Cindy Gallop is calling on the advertising industry to provide a safety net to individuals willing to step forward and share their stories of sexual harassment.
Gallop, who has been flooded with stories of sexual harassment since making her original call-out to the industry, says that women and men won’t speak up because they fear they will never work again, they will be "unemployable" or they will be subject to legal proceedings having signed non-disclosure agreements.
Calling on the industry to provide victims of sexual harassment with a safety net, she said: "I want to ask every agency, agency leader and brand marketer in the UK who has principles, integrity, believes in doing the right thing, to put their name on a list of companies and people who say they welcome anyone brave enough to speak up about sexual harassment and will interview and hire them and instruct their recruiters and their HR and talent heads to actively welcome for interview and any jobs open, anyone who speaks up about sexual harassment."

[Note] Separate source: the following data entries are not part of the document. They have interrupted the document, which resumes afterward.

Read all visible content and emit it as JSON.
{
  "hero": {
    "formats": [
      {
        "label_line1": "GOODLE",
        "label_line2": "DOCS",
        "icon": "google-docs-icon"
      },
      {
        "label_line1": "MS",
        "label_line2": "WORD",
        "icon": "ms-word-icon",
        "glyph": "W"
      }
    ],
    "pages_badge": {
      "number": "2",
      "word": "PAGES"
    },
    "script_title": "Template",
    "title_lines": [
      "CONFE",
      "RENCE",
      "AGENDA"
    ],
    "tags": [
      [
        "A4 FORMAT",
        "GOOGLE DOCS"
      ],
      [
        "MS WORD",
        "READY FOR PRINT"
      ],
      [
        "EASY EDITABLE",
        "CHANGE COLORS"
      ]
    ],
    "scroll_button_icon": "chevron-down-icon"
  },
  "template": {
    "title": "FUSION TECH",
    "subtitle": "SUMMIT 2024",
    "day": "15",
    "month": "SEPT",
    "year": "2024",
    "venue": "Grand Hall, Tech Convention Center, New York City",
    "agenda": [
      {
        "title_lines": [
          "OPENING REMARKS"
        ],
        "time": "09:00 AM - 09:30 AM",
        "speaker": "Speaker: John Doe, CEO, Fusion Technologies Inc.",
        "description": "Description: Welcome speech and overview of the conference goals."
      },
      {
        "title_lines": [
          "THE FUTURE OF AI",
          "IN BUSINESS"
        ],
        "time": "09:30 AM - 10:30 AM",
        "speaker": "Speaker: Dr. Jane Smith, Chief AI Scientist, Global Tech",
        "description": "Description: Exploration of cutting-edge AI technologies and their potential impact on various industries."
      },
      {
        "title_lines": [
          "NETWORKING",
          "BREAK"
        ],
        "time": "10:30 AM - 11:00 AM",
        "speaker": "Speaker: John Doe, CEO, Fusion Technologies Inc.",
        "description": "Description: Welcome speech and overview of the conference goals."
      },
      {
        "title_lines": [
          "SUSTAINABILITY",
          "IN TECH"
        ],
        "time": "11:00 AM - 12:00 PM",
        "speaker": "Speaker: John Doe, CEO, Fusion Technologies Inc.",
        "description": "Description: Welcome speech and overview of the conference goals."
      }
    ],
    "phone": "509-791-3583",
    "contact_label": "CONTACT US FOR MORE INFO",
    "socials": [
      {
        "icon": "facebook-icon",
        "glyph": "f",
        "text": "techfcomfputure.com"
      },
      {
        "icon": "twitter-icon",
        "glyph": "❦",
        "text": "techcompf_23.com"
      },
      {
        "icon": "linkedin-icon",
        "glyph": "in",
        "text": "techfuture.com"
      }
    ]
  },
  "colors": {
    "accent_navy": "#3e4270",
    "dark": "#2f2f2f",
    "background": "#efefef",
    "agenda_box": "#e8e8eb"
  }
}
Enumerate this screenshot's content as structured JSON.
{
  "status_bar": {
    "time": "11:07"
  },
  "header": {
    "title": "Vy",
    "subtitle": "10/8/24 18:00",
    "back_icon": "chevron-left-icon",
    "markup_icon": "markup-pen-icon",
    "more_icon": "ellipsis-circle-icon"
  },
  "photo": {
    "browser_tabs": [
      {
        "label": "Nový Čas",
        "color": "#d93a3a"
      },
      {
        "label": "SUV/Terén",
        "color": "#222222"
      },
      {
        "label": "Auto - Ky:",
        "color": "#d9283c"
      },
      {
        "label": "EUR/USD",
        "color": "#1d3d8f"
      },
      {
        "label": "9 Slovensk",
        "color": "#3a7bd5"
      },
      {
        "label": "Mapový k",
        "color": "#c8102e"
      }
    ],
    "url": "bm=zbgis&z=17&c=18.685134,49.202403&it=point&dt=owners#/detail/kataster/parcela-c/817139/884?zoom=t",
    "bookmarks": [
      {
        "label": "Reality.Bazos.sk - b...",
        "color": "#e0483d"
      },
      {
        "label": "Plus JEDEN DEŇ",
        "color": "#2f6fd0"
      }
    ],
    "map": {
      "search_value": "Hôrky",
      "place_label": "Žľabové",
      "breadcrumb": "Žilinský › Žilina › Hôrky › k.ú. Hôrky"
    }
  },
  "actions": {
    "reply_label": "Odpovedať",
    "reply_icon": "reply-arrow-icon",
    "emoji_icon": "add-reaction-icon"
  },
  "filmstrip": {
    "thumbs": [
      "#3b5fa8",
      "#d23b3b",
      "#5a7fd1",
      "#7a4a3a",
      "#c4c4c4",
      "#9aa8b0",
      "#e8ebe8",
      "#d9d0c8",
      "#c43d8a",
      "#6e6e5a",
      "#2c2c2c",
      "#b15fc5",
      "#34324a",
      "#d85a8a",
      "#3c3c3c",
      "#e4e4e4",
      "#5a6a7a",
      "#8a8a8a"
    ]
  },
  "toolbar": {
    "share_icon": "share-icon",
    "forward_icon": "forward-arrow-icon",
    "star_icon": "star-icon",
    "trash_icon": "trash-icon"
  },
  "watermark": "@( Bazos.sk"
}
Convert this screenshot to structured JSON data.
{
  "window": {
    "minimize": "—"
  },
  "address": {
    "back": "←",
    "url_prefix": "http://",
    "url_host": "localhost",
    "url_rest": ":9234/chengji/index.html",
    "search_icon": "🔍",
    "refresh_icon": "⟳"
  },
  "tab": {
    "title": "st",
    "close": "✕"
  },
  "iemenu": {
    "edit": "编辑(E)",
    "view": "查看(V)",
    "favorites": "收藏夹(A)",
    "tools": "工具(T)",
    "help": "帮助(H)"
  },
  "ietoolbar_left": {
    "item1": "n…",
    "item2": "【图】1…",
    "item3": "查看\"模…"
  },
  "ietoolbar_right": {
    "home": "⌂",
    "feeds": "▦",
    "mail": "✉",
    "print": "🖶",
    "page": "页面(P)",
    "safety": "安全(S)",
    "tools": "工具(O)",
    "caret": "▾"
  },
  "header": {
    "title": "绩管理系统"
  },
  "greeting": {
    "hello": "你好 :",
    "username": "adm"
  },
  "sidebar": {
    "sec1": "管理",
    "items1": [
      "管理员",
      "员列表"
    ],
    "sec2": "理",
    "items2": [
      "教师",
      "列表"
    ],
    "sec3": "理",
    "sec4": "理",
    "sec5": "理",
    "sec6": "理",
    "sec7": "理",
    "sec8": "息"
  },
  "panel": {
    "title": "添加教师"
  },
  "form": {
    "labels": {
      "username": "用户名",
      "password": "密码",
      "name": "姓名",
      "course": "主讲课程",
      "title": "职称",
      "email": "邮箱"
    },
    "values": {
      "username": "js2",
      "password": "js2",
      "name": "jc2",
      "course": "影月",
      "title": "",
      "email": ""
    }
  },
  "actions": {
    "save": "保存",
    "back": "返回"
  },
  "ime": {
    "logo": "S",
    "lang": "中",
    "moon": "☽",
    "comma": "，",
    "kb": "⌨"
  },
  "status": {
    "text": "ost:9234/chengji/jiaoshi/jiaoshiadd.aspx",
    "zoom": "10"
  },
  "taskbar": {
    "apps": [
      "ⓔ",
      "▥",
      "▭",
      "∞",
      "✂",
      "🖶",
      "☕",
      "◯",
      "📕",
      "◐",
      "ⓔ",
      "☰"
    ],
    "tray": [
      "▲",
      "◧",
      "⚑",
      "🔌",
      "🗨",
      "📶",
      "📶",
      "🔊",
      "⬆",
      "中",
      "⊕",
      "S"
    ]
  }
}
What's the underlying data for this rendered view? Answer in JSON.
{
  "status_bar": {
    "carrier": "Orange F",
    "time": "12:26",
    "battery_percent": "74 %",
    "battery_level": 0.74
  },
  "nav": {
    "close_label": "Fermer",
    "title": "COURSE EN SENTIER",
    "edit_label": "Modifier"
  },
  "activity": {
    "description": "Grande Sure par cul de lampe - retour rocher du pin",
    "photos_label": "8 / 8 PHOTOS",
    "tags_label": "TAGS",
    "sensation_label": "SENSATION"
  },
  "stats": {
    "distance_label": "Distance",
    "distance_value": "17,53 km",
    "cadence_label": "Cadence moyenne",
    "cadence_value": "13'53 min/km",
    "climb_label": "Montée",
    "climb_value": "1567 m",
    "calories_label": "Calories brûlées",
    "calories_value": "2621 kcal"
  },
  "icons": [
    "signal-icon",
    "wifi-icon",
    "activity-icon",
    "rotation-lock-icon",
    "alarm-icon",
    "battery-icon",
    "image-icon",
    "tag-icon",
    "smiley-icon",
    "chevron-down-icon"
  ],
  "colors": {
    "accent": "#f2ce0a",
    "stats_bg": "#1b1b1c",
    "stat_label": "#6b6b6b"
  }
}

The recurring motif in the emails I'm getting from women is, "I left the industry." Our industry has hemorrhaged stunning amounts of female creativity, talent and skills because of this systemic culture of sexual harassment.
According to Gallop, whilst she has received a deluge of emails from women opening up to share their experiences of sexual harassment in the workplace, many women signed an NDA as part of a pay off or exit. Gallop says: "the advertising industry has been buying women’s—and men’s silence on behalf of sexually harassing white men for decades".
Gallop points to the example of Zelda Perkins, a former assistant for Harvey Weinstein, who broke her NDA to speak out against the disgraced movie mogul. Perkins told the Financial Times she wanted to shine a light on these types of agreements in which "the inequality of power is so stark and relies on money rather than morality." She explained: "I want other women who have been disliked and who aren’t being allowed to own their own history or their trauma to be able to discuss what they have suffered. I want them to see that the sky won’t fall in."
The "Weinstein Effect"
To date, whilst many women in the advertising industry are coming forward to share their stories with Gallop; there remains a reluctance to come forward publicly. Of course these women do not owe it to anyone to share their stories, especially if they are not emotionally or legally prepared to deal with going public.
However, Gallop believes this is not what is holding women back: "What I am hearing time and time again in the emails I'm getting, is: 'I want to speak up. I've had enough. I hate that I am prevented from doing so by fear/potential unemployability/the NDA I signed.' I'm not hearing from the women who are feeling pressured to share publicly. I'm hearing from women and men who are contacting me because they really want to speak up but feel they can't."
Gallop made a specific appeal to men to share their stories. saying: "I am asking the men of the advertising industry, and especially those men who enabled, stood by, laughed, joined in, stayed silent, and who now regret it, to speak up as witnesses of sexual harassment and to name names. A number of men have contacted me saying, I know I could and should have done more then, and I want to do more now. One man said of what he bore witness to in the past, 'I have a daughter who is studying advertising and who is excited by the prospect of working in the industry. And the idea of her being subjected to this kind of behaviour by someone in power turns my stomach'."
A lack of humanity in human resources
Gallop added that she was "disgusted and horrified by the really appalling stories of how much HR departments and personnel have failed women being sexually harassed." She called on every agency and holding company to "seriously clean up its HR act". She added: "I am asking for names of HR people who did not do what they should have done—protect women, and men, against sexual harassment."
"An endemic culture of sexual harassment"
Commenting on the volume of stories she has received, Gallop said: "There is an endemic culture of sexual harassment driven and perpetuated by the people in power—white men—who are the gatekeepers to everything—jobs, promotions, pay, awards, status, fame—which means people are too terrified to speak up publicly against them."
Commenting on the volume of emails she has received, Gallop said: "I knew it was bad, but I never knew the full extent of how really bad it is until now. The recurring motif in the emails I'm getting from women is, 'I left the industry.' Our industry has hemorrhaged stunning amounts of female creativity, talent and skills because of this systemic culture of sexual harassment."